Sept. 25 is National Lobster Day. Some folks observed one back in June. Now here we are again. Lucky us. Lobster is certainly a reason to celebrate. Let’s take a closer look.
Most of us have heard stories about lobster in colonial times. It has to do with lobsters simply washing ashore. The beach was piled a couple of feet high in them. They were often used as fertilizer. Prisoners refused to eat them. They were used as bait to get something we really wanted to eat.
Along the way we figured out how to catch lobster from boats and actually form a lobster pound. That’s a place to keep them to be sent to market. Marketing helped so much. Lobster came inland and the big city folks got a taste for them. Demand went up and so did prices.
After the world wars were over, lobster gained in popularity. Availability grew. It was no longer necessary to make a trip to Maine to have fresh lobster. It’s available to us live as well as frozen and canned.
Looks like lobsters have come a long way.
It’s pretty interesting that when I asked Aimee what she would like for dinner this weekend, she said, “How about lobster?” There is a special day for us on Friday. Anniversary 44. We could make a short trip to New Orleans to recreate that event. I’m a poor traveler these days, and it’s just not practical.
“Lobster” just popped out of her mouth. I quickly announced, “It’s National Lobster Day on the 25th. That’s what my column is about this week.” I kept that anniversary thing to myself. I agreed to work on having lobster.
How about some other ways to observe National Lobster Day? Even if it’s slightly early.
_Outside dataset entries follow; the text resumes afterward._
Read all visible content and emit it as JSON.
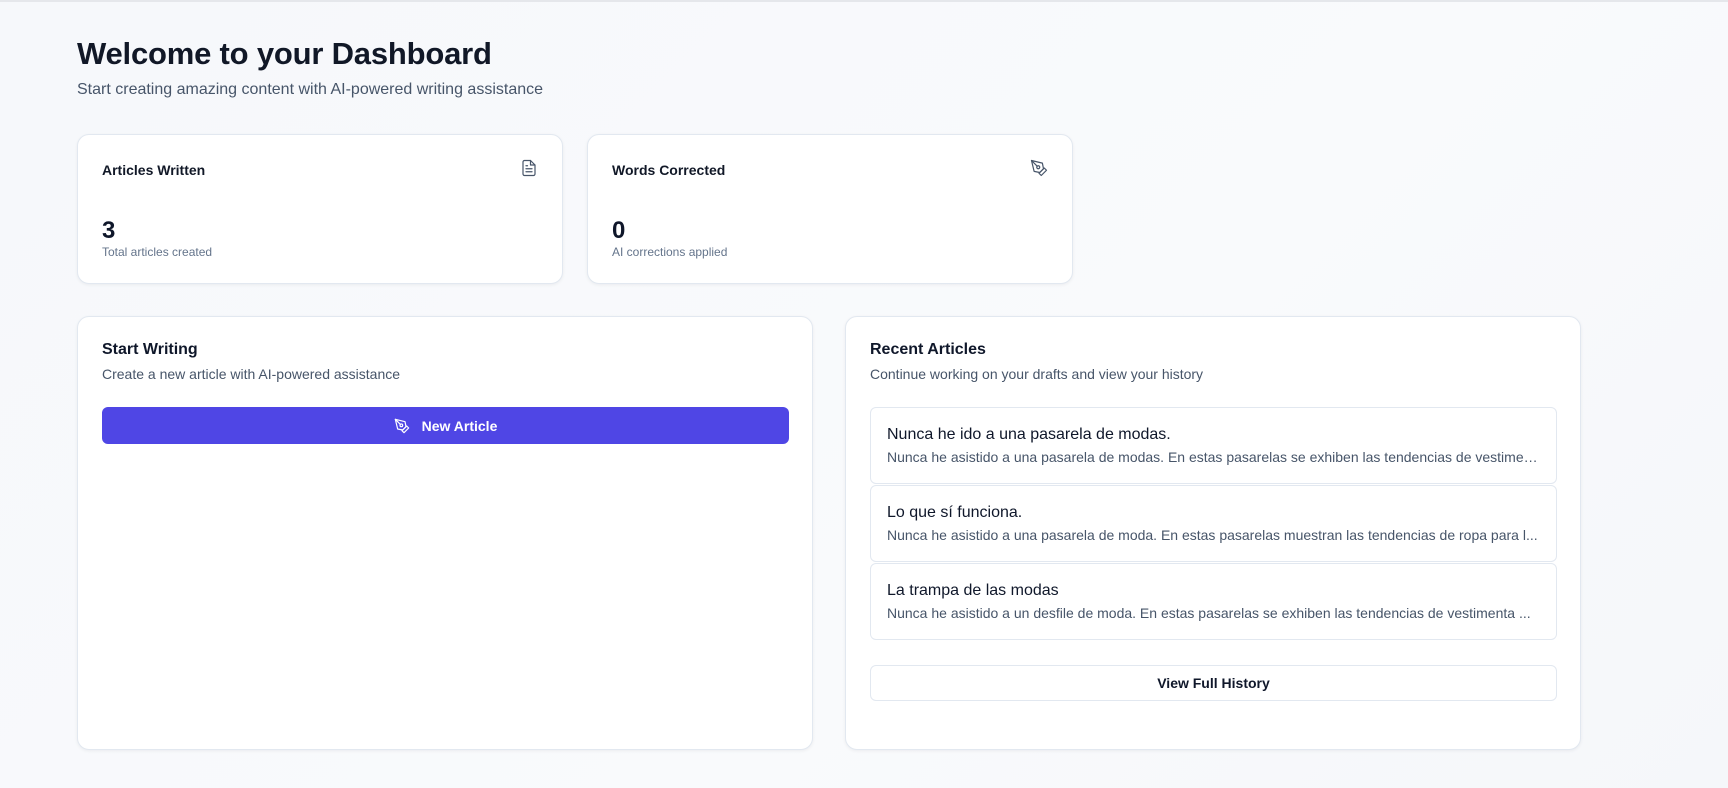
{
  "header": {
    "title": "Welcome to your Dashboard",
    "subtitle": "Start creating amazing content with AI-powered writing assistance"
  },
  "stats": [
    {
      "title": "Articles Written",
      "value": "3",
      "caption": "Total articles created",
      "icon": "document-icon"
    },
    {
      "title": "Words Corrected",
      "value": "0",
      "caption": "AI corrections applied",
      "icon": "pen-tool-icon"
    }
  ],
  "start_writing": {
    "title": "Start Writing",
    "description": "Create a new article with AI-powered assistance",
    "button_label": "New Article",
    "button_icon": "pen-tool-icon"
  },
  "recent_articles": {
    "title": "Recent Articles",
    "description": "Continue working on your drafts and view your history",
    "items": [
      {
        "title": "Nunca he ido a una pasarela de modas.",
        "excerpt": "Nunca he asistido a una pasarela de modas. En estas pasarelas se exhiben las tendencias de vestimen..."
      },
      {
        "title": "Lo que sí funciona.",
        "excerpt": "Nunca he asistido a una pasarela de moda. En estas pasarelas muestran las tendencias de ropa para l..."
      },
      {
        "title": "La trampa de las modas",
        "excerpt": "Nunca he asistido a un desfile de moda. En estas pasarelas se exhiben las tendencias de vestimenta ..."
      }
    ],
    "history_button_label": "View Full History"
  },
  "colors": {
    "primary": "#4f46e5",
    "border": "#e2e8f0",
    "text": "#0f172a",
    "muted": "#64748b"
  }
}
We are fortunate to be able to make a trip using the internet. Go online and find some lobster adventures. Watch them. Just right with high gasoline prices.
There’s perhaps no better way to celebrate than simply feasting on some lobster. We could do that at a favorite restaurant. Give the chef a call and see if it can happen. That’s when a short trip could come in handy. I bet there are places all around that will observe that special day.
If we prepare the lobster at home, it can be done in so many ways. You can boil, bake, steam, roast, broil and grill. Yes, lobster on the grill works great.
How about a lobster roll? Sure is easy and mighty tasty. One of my favorites is lobster bisque. Both of these are the essence of lobster right in front of us. A good thing is you can buy a DIY lobster roll kit online as well as marvelously prepared lobster bisque. Just sit and eat.
My favorite way to prepare lobster is to either roast or broil it. Then, of course, comes the grill. It imparts great flavor and happens so quickly. Whole lobster cooked in a pan in the oven set at 425˚ yields a wonderfully flavored meat. It’s easy to prepare. Let it cool and sit on a bed of lettuce with some lemons. Killer salad plus a special centerpiece.
The broiler is a powerful cooking spot for lobster. Stuff the chest cavity and any other spots with a prepared filling, butter everything and let the broiler do its magic. I used brie as my stuffing. Wow.
Don’t miss your opportunity to celebrate National Lobster Day in September. No matter your stimulus, get started this weekend. I sure am.
Jim Sikes is an Opelika resident; a food, wine and restaurant consultant; and a columnist for the Opelika-Auburn News. Contact him on Facebook at In the Kitchen with Chef Jim.